Bill and Kurt at St. Isaacs Cathedral. This is the largest Russian Orthodox church in St. Petersburg. Construction took 40 years between 1818 and 1858. Each of the pillars (112 total) is a single solid piece of granite weighing 80 tons (about 177,770 pounds) each!

The Hermitage Museum. This was originally Peter the Great's winter palace. Today it is one of the most famous art museums in the world. Its 365 rooms contain an impressive amount of artwork from around the world including paintings 16,783 works of graphic art 621,274 sculptures 12,556 works of applied art 298,775 archeological monuments 734,400 numismatics 1,125,323 other exhibit items 144,185. To view everything in this museum would take years and only 10% of what the museum currently owns is on display to the public.

Bill and expert guide Catherine in front of Rembrandt's classic painting The Return of the Prodigal Son. Of all the world renown works of art housed in this museum this is one of the most famous.

After a 3 hour visit the Hermitage Museum seeing some of the many highlights we took this hydrofoil boat across the Neva River to the entrance to the Baltic Sea to visit the Peterhof Palace.

Bill traveling in style on the hydrofoil en route to the Peterhof Palace.

The Peterhof Palace. This was originally Peter the Great's summer palace. It was heavily damaged during World War II by German bombs. Today it is well on its way to being restored.

Damaged statues and fountains were restored and placed alongside original pieces that survived WWII.

Many statues and fountains on the Peterhof grounds are electroplated gold and symbolize Greek mythology.

In addition to restoring buildings, statues, and fountains 15,000 trees were planted.
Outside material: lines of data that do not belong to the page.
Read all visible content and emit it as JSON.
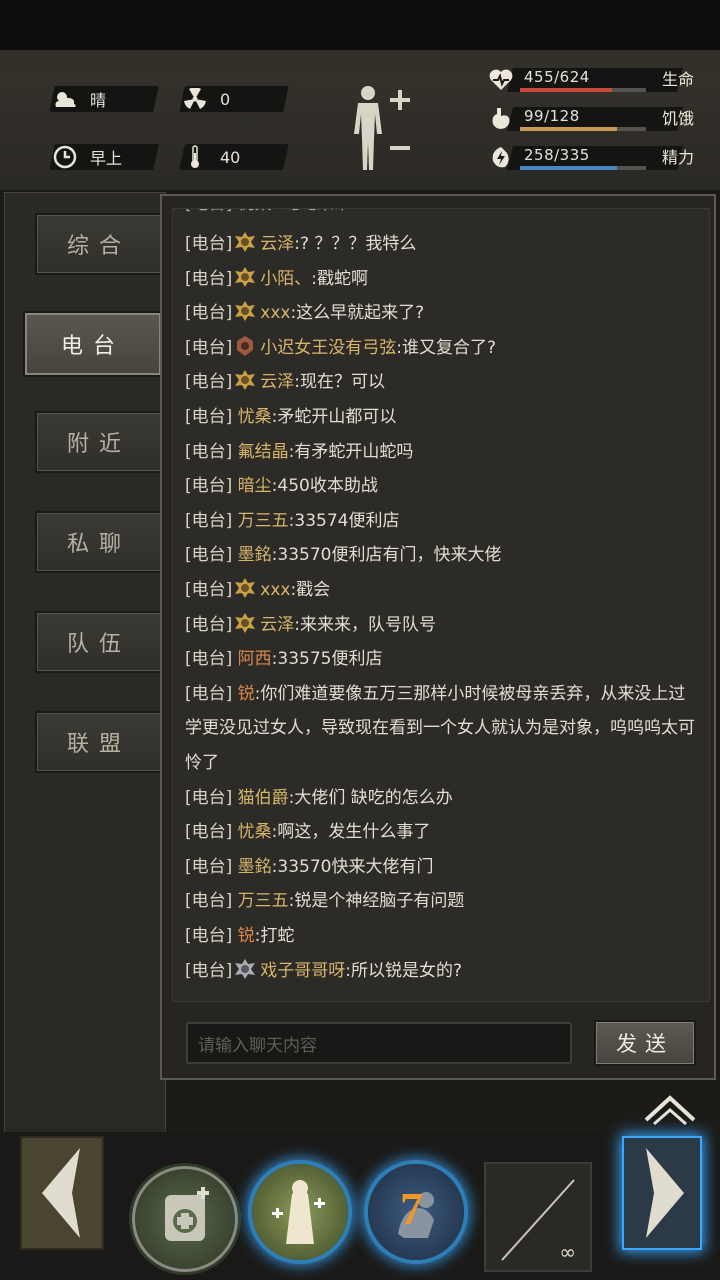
{
  "status": {
    "weather": "晴",
    "radiation": "0",
    "time_of_day": "早上",
    "temperature": "40"
  },
  "vitals": [
    {
      "value": "455/624",
      "label": "生命",
      "fraction": 0.729,
      "color": "#c94a3c",
      "icon": "heart-icon"
    },
    {
      "value": "99/128",
      "label": "饥饿",
      "fraction": 0.773,
      "color": "#c99b5a",
      "icon": "stomach-icon"
    },
    {
      "value": "258/335",
      "label": "精力",
      "fraction": 0.77,
      "color": "#4a86c4",
      "icon": "energy-icon"
    }
  ],
  "tabs": [
    "综合",
    "电台",
    "附近",
    "私聊",
    "队伍",
    "联盟"
  ],
  "active_tab": "电台",
  "chat": {
    "partial_top": "[电台] 忧桑 :蛇蛇来吊",
    "channel_label": "[电台]",
    "messages": [
      {
        "name": "云泽",
        "text": ":? ？？？我特么",
        "badge": "gold"
      },
      {
        "name": "小陌、",
        "text": ":戳蛇啊",
        "badge": "gold"
      },
      {
        "name": "xxx",
        "text": ":这么早就起来了?",
        "badge": "gold"
      },
      {
        "name": "小迟女王没有弓弦",
        "text": ":谁又复合了?",
        "badge": "bronze"
      },
      {
        "name": "云泽",
        "text": ":现在？可以",
        "badge": "gold"
      },
      {
        "name": "忧桑",
        "text": ":矛蛇开山都可以",
        "badge": ""
      },
      {
        "name": "氟结晶",
        "text": ":有矛蛇开山蛇吗",
        "badge": ""
      },
      {
        "name": "暗尘",
        "text": ":450收本助战",
        "badge": ""
      },
      {
        "name": "万三五",
        "text": ":33574便利店",
        "badge": ""
      },
      {
        "name": "墨銘",
        "text": ":33570便利店有门，快来大佬",
        "badge": ""
      },
      {
        "name": "xxx",
        "text": ":戳会",
        "badge": "gold"
      },
      {
        "name": "云泽",
        "text": ":来来来，队号队号",
        "badge": "gold"
      },
      {
        "name": "阿西",
        "text": ":33575便利店",
        "badge": "",
        "name_color": "orange"
      },
      {
        "name": "锐",
        "text": ":你们难道要像五万三那样小时候被母亲丢弃，从来没上过学更没见过女人，导致现在看到一个女人就认为是对象，呜呜呜太可怜了",
        "badge": "",
        "name_color": "orange"
      },
      {
        "name": "猫伯爵",
        "text": ":大佬们 缺吃的怎么办",
        "badge": ""
      },
      {
        "name": "忧桑",
        "text": ":啊这，发生什么事了",
        "badge": ""
      },
      {
        "name": "墨銘",
        "text": ":33570快来大佬有门",
        "badge": ""
      },
      {
        "name": "万三五",
        "text": ":锐是个神经脑子有问题",
        "badge": ""
      },
      {
        "name": "锐",
        "text": ":打蛇",
        "badge": "",
        "name_color": "orange"
      },
      {
        "name": "戏子哥哥呀",
        "text": ":所以锐是女的?",
        "badge": "silver"
      }
    ],
    "input_placeholder": "请输入聊天内容",
    "send_label": "发送"
  },
  "hotbar": {
    "item_count": "7",
    "weapon_durability": "∞"
  }
}
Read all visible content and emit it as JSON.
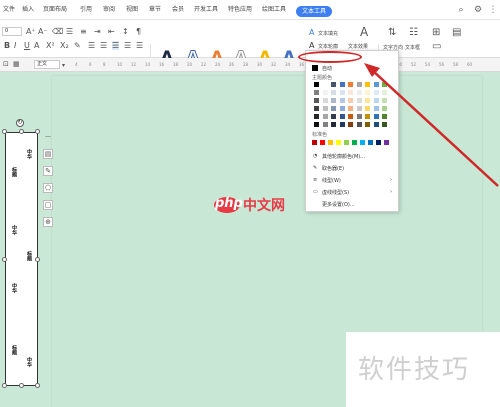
{
  "menubar": {
    "items": [
      "文件",
      "插入",
      "页面布局",
      "引用",
      "审阅",
      "视图",
      "章节",
      "会员",
      "开发工具",
      "特色应用",
      "绘图工具"
    ],
    "active_tab": "文本工具"
  },
  "ribbon": {
    "font_size": "0",
    "text_fill_label": "文本填充",
    "text_outline_label": "文本轮廓",
    "text_effect_label": "文本效果",
    "text_direction_label": "文字方向",
    "text_box_label": "文本框",
    "style_field": "正文",
    "wordart_letter": "A"
  },
  "ruler": {
    "ticks": [
      "4",
      "6",
      "8",
      "10",
      "12",
      "14",
      "16",
      "18",
      "20",
      "22",
      "24",
      "26",
      "28",
      "30",
      "32",
      "34",
      "36",
      "38",
      "40",
      "42",
      "44",
      "46",
      "48",
      "50",
      "52",
      "54",
      "56",
      "58",
      "60"
    ]
  },
  "dropdown": {
    "header": "主题颜色",
    "auto_label": "自动",
    "standard_label": "标准色",
    "items": [
      "其他轮廓颜色(M)...",
      "取色器(E)",
      "线型(W)",
      "虚线线型(S)",
      "更多设置(O)..."
    ],
    "theme_colors": [
      [
        "#000000",
        "#ffffff",
        "#44546a",
        "#4472c4",
        "#ed7d31",
        "#a5a5a5",
        "#ffc000",
        "#5b9bd5",
        "#70ad47"
      ],
      [
        "#7f7f7f",
        "#f2f2f2",
        "#d5dce4",
        "#dae3f3",
        "#fbe5d6",
        "#ededed",
        "#fff2cc",
        "#deebf7",
        "#e2f0d9"
      ],
      [
        "#595959",
        "#d9d9d9",
        "#adb9ca",
        "#b4c7e7",
        "#f8cbad",
        "#dbdbdb",
        "#ffe699",
        "#bdd7ee",
        "#c5e0b4"
      ],
      [
        "#404040",
        "#bfbfbf",
        "#8497b0",
        "#8faadc",
        "#f4b183",
        "#c9c9c9",
        "#ffd966",
        "#9dc3e6",
        "#a9d18e"
      ],
      [
        "#262626",
        "#a6a6a6",
        "#333f50",
        "#2f5597",
        "#c55a11",
        "#7b7b7b",
        "#bf9000",
        "#2e75b6",
        "#548235"
      ],
      [
        "#0d0d0d",
        "#808080",
        "#222a35",
        "#1f3864",
        "#843c0c",
        "#525252",
        "#7f6000",
        "#1f4e79",
        "#385723"
      ]
    ],
    "standard_colors": [
      "#c00000",
      "#ff0000",
      "#ffc000",
      "#ffff00",
      "#92d050",
      "#00b050",
      "#00b0f0",
      "#0070c0",
      "#002060",
      "#7030a0"
    ]
  },
  "textbox": {
    "labels": [
      "中华",
      "标题",
      "中华",
      "标题",
      "中华",
      "标题",
      "中华"
    ]
  },
  "watermark": {
    "php_text": "php",
    "cn_text": "中文网",
    "corner_text": "软件技巧"
  },
  "colors": {
    "accent": "#3d7ef0",
    "annotation_red": "#d02828",
    "doc_background": "#c9e8d6"
  }
}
The Peterhof grounds are full of pretty gardens offering beautiful scenery and comforting shade.during a pleasant afternoon walk.